Return the data verbatim, without pictures.

START DATA LISTING

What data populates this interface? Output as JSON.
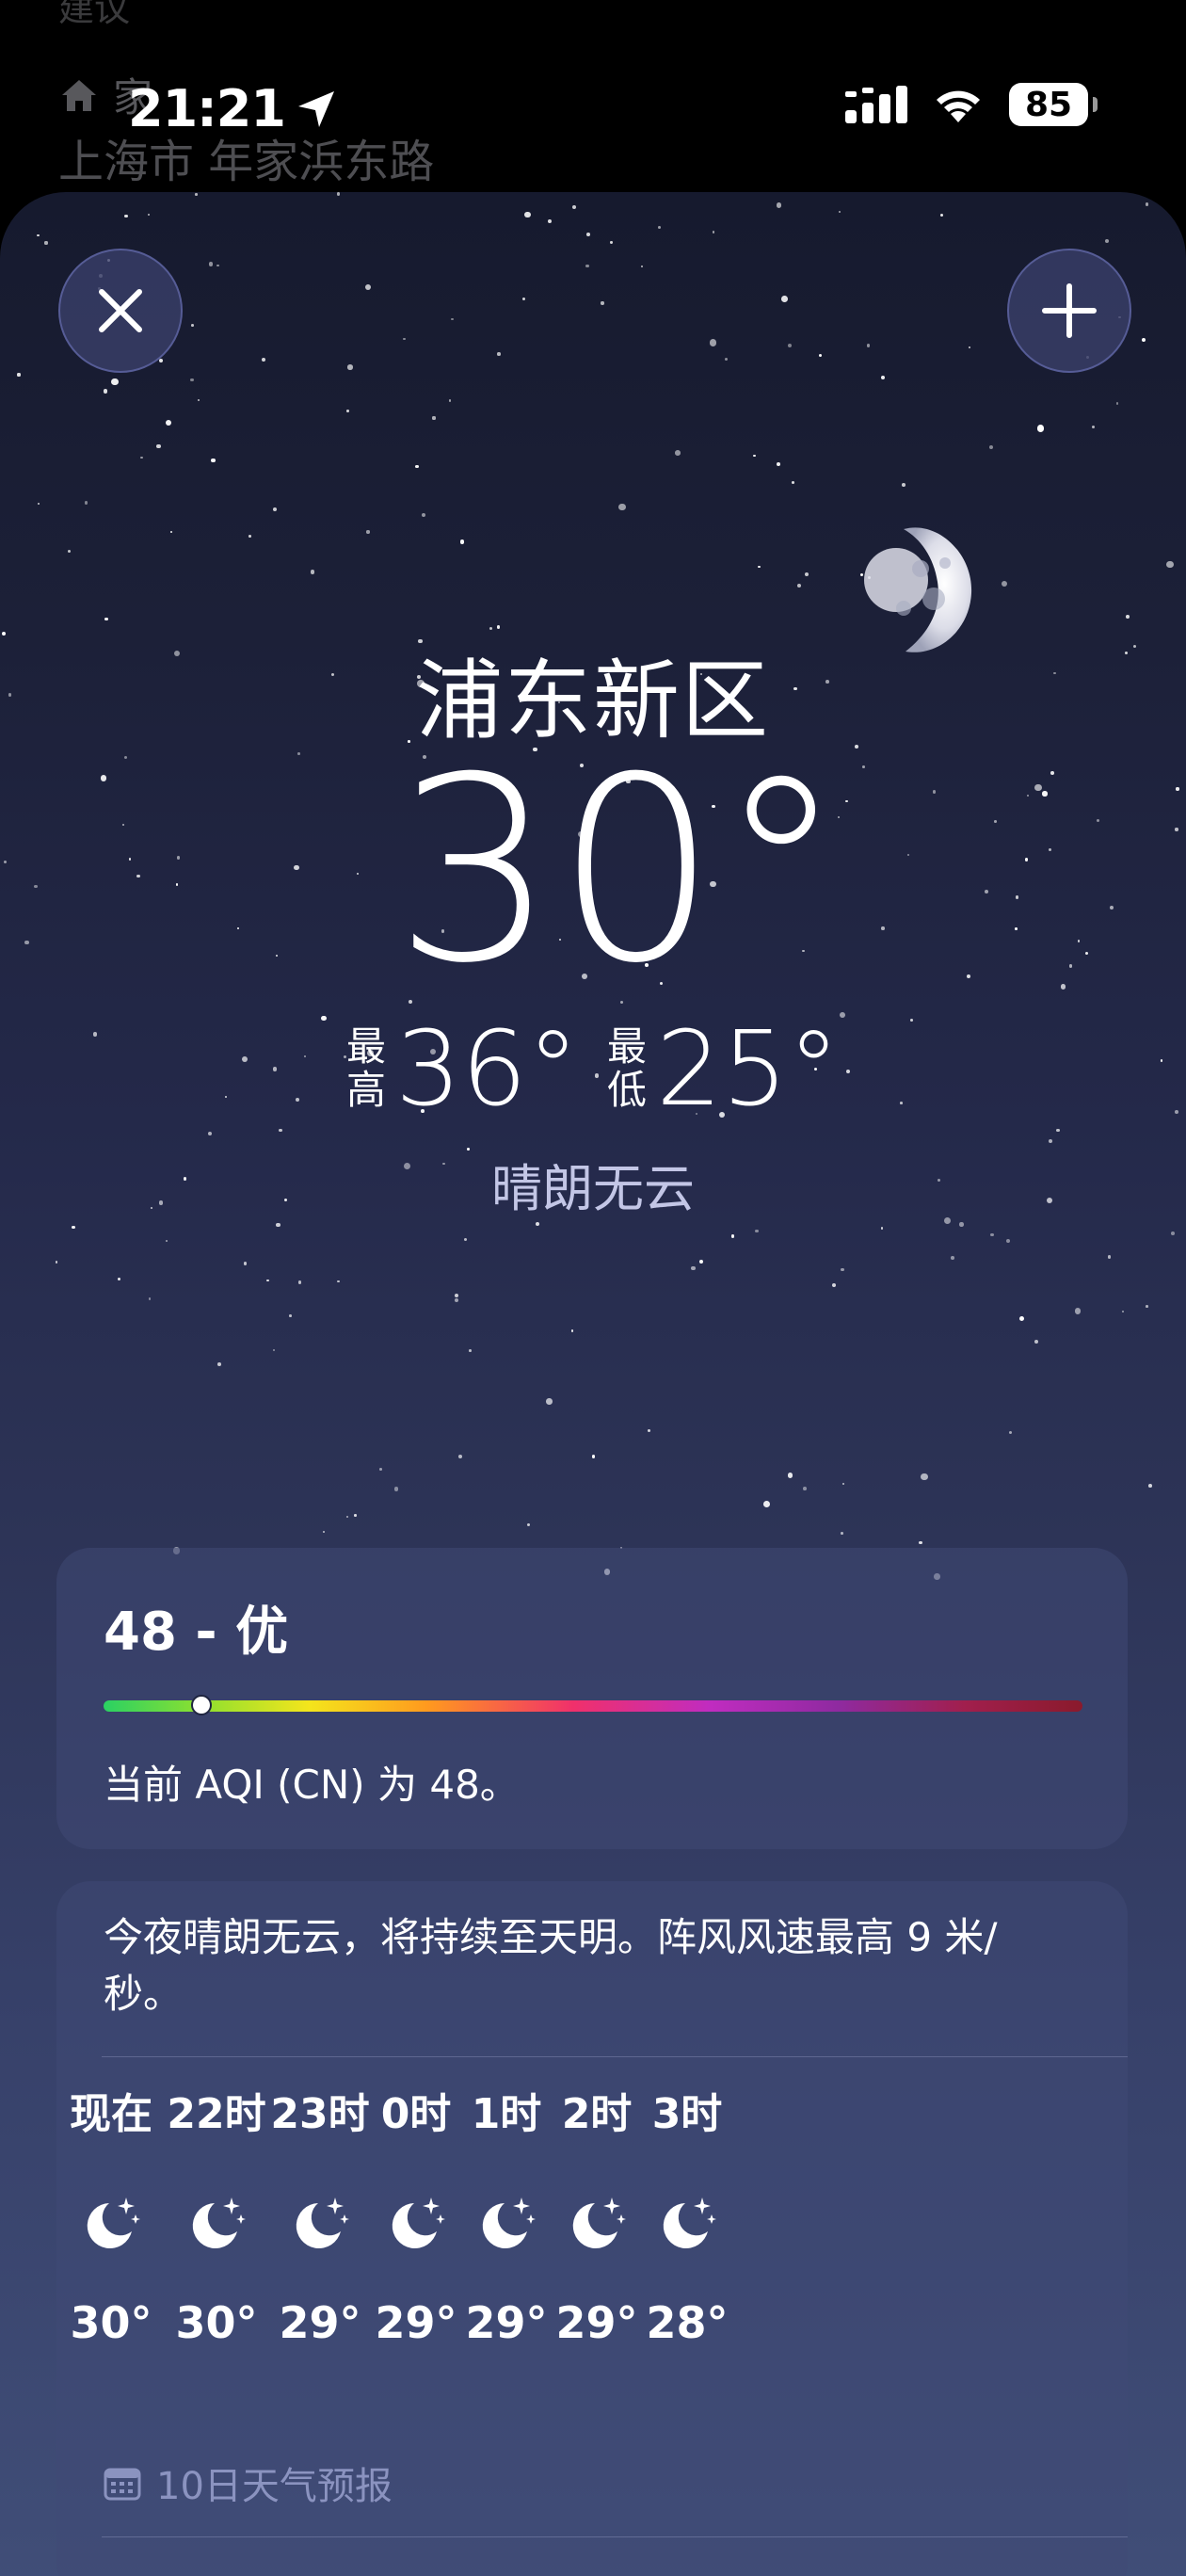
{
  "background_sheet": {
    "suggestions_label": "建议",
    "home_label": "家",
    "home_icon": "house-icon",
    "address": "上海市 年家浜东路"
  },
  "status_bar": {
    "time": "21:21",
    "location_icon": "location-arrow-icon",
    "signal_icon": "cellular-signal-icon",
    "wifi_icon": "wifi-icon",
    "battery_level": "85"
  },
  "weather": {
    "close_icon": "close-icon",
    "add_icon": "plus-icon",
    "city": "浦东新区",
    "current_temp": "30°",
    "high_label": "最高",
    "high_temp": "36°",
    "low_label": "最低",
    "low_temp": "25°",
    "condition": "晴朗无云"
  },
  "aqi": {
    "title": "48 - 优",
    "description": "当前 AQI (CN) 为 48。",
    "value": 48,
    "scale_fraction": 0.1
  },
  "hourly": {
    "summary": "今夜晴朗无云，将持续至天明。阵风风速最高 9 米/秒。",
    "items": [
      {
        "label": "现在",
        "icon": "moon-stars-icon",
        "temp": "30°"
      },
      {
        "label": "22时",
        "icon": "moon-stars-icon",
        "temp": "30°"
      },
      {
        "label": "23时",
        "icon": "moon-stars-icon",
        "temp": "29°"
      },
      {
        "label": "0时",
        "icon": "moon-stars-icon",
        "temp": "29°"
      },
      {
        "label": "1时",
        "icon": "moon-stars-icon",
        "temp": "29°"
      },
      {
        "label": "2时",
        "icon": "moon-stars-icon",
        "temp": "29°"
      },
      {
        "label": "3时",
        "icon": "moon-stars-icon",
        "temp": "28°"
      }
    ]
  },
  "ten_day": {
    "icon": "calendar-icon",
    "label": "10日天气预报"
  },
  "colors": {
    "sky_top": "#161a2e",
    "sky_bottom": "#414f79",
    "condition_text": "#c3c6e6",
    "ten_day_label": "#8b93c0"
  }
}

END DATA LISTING

> **OUTPUT**:
What data populates this interface? Output as JSON.
{
  "background_sheet": {
    "suggestions_label": "建议",
    "home_label": "家",
    "home_icon": "house-icon",
    "address": "上海市 年家浜东路"
  },
  "status_bar": {
    "time": "21:21",
    "location_icon": "location-arrow-icon",
    "signal_icon": "cellular-signal-icon",
    "wifi_icon": "wifi-icon",
    "battery_level": "85"
  },
  "weather": {
    "close_icon": "close-icon",
    "add_icon": "plus-icon",
    "city": "浦东新区",
    "current_temp": "30°",
    "high_label": "最高",
    "high_temp": "36°",
    "low_label": "最低",
    "low_temp": "25°",
    "condition": "晴朗无云"
  },
  "aqi": {
    "title": "48 - 优",
    "description": "当前 AQI (CN) 为 48。",
    "value": 48,
    "scale_fraction": 0.1
  },
  "hourly": {
    "summary": "今夜晴朗无云，将持续至天明。阵风风速最高 9 米/秒。",
    "items": [
      {
        "label": "现在",
        "icon": "moon-stars-icon",
        "temp": "30°"
      },
      {
        "label": "22时",
        "icon": "moon-stars-icon",
        "temp": "30°"
      },
      {
        "label": "23时",
        "icon": "moon-stars-icon",
        "temp": "29°"
      },
      {
        "label": "0时",
        "icon": "moon-stars-icon",
        "temp": "29°"
      },
      {
        "label": "1时",
        "icon": "moon-stars-icon",
        "temp": "29°"
      },
      {
        "label": "2时",
        "icon": "moon-stars-icon",
        "temp": "29°"
      },
      {
        "label": "3时",
        "icon": "moon-stars-icon",
        "temp": "28°"
      }
    ]
  },
  "ten_day": {
    "icon": "calendar-icon",
    "label": "10日天气预报"
  },
  "colors": {
    "sky_top": "#161a2e",
    "sky_bottom": "#414f79",
    "condition_text": "#c3c6e6",
    "ten_day_label": "#8b93c0"
  }
}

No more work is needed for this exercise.